(Interface dataset entries)
***

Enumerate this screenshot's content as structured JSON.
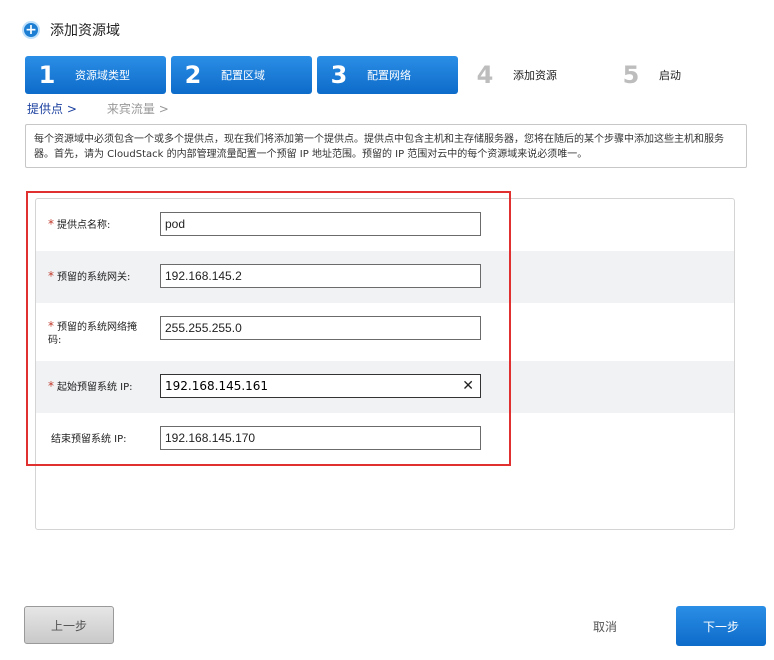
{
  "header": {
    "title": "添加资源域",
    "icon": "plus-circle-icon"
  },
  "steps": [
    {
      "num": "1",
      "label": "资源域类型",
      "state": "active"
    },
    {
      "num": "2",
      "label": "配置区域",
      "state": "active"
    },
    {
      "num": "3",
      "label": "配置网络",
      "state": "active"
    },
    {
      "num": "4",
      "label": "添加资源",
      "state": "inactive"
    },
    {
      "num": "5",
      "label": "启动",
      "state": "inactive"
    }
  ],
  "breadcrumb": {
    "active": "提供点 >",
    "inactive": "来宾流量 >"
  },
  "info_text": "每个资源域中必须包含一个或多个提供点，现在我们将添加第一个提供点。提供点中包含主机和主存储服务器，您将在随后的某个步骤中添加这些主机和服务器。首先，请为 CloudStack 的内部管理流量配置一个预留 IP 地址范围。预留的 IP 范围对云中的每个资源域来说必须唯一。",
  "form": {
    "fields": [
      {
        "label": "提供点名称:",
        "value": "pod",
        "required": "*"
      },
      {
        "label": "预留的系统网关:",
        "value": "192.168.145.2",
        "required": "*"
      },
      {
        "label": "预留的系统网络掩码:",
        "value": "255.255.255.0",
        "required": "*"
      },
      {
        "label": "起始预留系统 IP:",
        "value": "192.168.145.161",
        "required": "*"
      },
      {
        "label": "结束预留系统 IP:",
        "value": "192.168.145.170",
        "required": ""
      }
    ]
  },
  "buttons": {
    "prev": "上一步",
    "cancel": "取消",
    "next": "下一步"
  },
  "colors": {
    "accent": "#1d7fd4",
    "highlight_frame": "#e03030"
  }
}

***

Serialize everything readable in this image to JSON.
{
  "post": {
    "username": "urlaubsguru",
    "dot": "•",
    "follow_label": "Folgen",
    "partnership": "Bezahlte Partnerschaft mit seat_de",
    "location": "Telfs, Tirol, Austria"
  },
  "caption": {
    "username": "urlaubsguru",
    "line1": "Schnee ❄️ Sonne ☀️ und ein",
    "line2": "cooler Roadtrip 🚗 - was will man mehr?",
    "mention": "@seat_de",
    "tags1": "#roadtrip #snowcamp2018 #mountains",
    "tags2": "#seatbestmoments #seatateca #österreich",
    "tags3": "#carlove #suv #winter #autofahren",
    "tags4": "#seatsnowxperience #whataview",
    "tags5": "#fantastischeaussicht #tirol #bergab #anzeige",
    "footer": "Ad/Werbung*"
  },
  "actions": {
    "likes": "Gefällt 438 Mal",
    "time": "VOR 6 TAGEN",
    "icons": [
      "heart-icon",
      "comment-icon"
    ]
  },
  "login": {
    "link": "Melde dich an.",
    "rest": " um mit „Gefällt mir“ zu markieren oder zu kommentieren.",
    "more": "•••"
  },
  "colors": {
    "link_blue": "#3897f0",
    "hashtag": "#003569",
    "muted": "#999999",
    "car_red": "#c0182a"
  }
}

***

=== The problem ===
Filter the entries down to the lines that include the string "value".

=== Response to this task ===
        "value": "pod",
        "value": "192.168.145.2",
        "value": "255.255.255.0",
        "value": "192.168.145.161",
        "value": "192.168.145.170",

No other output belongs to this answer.